The Truth About Pit Bulls
by: Laura Witkowski
As more people adopt pit bull-type dogs, more people are realizing the truth: that they’re… wait for it… just normal dogs. And just like any dogs, they should be assessed individually, not judged based on preconceived notions.
Despite growing awareness and successful positive media campaigns, the words “pit bull” still hold a lot of negative charge. Though there is no real evidence to justify it, many people still believe pit bulls are vicious, unstable and “not like other dogs.” Most of these beliefs are not based on facts or even personal experience, but rather a result of fear fueled by media hysteria, bad data and misinformation. This stigma has led to a lot of needless abuse, discrimination, unnecessary fear and reactionary breed bans in the name of “public safety.” Whether the words “pit bull” fills you with joy or apprehension, here are some important things to consider and know:
Banning pit bulls has never brought down dog bite statistics
There are municipalities all across the country that currently ban pit bulls, including several cities here in Michigan (Hazel Park, Melvindale, Center Line, Sylvan Lake, Waterford and Grosse Pointe Woods, just to name a few). According to the American Veterinary Medical Association, “breed-specific legislation is an ineffective way to reduce the number of dog bites in a community, unfairly targeting dogs that have done nothing wrong and providing a false sense of security.” These laws are usually passed by local lawmakers in reaction to an emotional, tragic dog-related incident rather than after careful review of the best ways to lower dog bite rates in that community. The evidence strongly suggests it is properly constructed, actively enforced animal control ordinances that make a community safer, not breed bans. Bans also have the added negative effect of associating pit bulls with lawlessness and danger further cementing in the public’s mind that they’re something to fear while increasing their desirability with the criminal element. It’s a terrible cycle.
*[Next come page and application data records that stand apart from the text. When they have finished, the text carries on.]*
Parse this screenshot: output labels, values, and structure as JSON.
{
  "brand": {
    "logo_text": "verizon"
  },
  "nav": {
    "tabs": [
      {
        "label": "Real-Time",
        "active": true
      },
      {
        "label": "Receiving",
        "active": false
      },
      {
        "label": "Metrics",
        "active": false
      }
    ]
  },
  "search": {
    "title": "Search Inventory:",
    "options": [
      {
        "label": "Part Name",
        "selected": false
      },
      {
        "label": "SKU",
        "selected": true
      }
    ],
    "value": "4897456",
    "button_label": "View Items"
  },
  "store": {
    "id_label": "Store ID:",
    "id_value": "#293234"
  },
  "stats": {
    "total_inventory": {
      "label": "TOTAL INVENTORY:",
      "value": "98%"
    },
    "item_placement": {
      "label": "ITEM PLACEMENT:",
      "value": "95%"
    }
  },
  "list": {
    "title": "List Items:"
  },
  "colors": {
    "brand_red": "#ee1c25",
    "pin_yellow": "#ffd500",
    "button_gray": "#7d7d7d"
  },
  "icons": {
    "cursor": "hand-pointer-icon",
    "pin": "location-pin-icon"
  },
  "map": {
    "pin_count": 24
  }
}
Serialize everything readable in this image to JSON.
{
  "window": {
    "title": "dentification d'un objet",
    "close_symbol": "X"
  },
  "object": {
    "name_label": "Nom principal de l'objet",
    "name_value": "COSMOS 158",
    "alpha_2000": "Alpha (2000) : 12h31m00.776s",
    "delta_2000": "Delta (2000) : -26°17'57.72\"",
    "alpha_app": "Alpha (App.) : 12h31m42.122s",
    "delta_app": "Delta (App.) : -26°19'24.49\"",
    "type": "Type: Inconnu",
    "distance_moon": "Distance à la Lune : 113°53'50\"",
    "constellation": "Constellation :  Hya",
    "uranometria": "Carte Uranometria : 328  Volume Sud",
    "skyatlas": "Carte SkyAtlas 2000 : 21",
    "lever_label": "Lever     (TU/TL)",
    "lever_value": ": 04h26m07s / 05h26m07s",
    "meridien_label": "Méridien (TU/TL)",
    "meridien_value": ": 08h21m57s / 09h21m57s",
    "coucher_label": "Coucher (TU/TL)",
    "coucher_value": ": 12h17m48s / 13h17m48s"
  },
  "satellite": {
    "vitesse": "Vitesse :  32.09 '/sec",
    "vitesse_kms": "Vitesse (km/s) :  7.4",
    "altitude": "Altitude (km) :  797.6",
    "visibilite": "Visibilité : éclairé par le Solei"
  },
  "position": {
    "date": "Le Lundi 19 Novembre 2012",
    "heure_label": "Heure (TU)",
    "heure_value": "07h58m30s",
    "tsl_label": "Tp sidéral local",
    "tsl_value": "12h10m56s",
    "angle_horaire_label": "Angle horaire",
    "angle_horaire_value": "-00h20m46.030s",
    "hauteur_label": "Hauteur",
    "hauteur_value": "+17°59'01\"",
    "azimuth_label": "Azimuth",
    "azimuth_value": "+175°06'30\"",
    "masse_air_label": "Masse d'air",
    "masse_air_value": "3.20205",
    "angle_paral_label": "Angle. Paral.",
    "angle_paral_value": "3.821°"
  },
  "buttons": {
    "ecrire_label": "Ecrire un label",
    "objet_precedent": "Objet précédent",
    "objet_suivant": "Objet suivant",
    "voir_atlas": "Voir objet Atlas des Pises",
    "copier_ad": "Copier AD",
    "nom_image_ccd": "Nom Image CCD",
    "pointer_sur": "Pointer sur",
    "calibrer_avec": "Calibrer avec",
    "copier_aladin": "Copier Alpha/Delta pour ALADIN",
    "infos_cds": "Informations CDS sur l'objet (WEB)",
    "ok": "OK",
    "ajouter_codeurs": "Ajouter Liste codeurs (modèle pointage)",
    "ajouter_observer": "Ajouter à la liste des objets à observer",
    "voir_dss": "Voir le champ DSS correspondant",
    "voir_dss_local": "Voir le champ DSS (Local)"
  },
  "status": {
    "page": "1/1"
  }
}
Bully breeds don’t need a “heavy hand” for training.
Strength, drive and athleticism are all part of a pit bull’s DNA. Unfortunately, it is a misperception that big, high energy dogs need heavy-handed, aversive training techniques like prong collars, leash corrections and a “show ‘em who’s boss” leader. This is not true or necessary. Pit bulls are dogs, and all dogs learn the same. They do what works! It’s hardly a surprise how many positive reinforcement trainers love working with (and have) pit bulls — that strength, drive and athleticism makes them SUPER fun to train! Additionally, force-free training is the best way to build trust with shelter and rescue dogs so you can set them up for a successful second chance!
Want to learn more about (and meet some) pit bulls? Come to our seminar, Facts Over Fear: Breaking the Cycle of the Pit Bull Stigma here at Fido on Saturday April 11 from 1-3:30pm. We’ll talk more about the topics in this article as well as touch on the history of the breed, things to consider when adopting a pit bull, what you can do about breed specific legislation and more! Whether you’re familiar with pit bulls or cautiously curious, there’s something for everybody. $20 per person. Space is limited. Call (313) 204-6154 or email firstname.lastname@example.org to sign up today.
Bonus blog material!
The definition of a pit bull is… complicated.
What is a pit bull? This seems like a fairly simple question, but the reality is the definition of a pit bull changes depending on who you ask! To some it is an informal term that groups specific breeds such as American Pit Bull terriers, American Staffordshire Terriers, Bull Terriers and American Bulldogs. To others, any muscular, medium-to-large dog with short fur and a blocky head is pit bull. Most of the time a dog’s designation as a “pit bull” or “pit bull mix” is based on appearance alone. But a dog’s breed and physical appearance are not accurate predictors of behavior or temperament. Even if you could tell if a dog was more prone to biting by breed, it’s nearly impossible to determine a mixed breed dog’s make-up based on appearance. So is labeling a dog a “pit bull” really a fair or accurate way to determine whether a dog is dangerous? More importantly, is targeting “dogs that look like pit bulls” an effective way to make communities safer? No on both counts!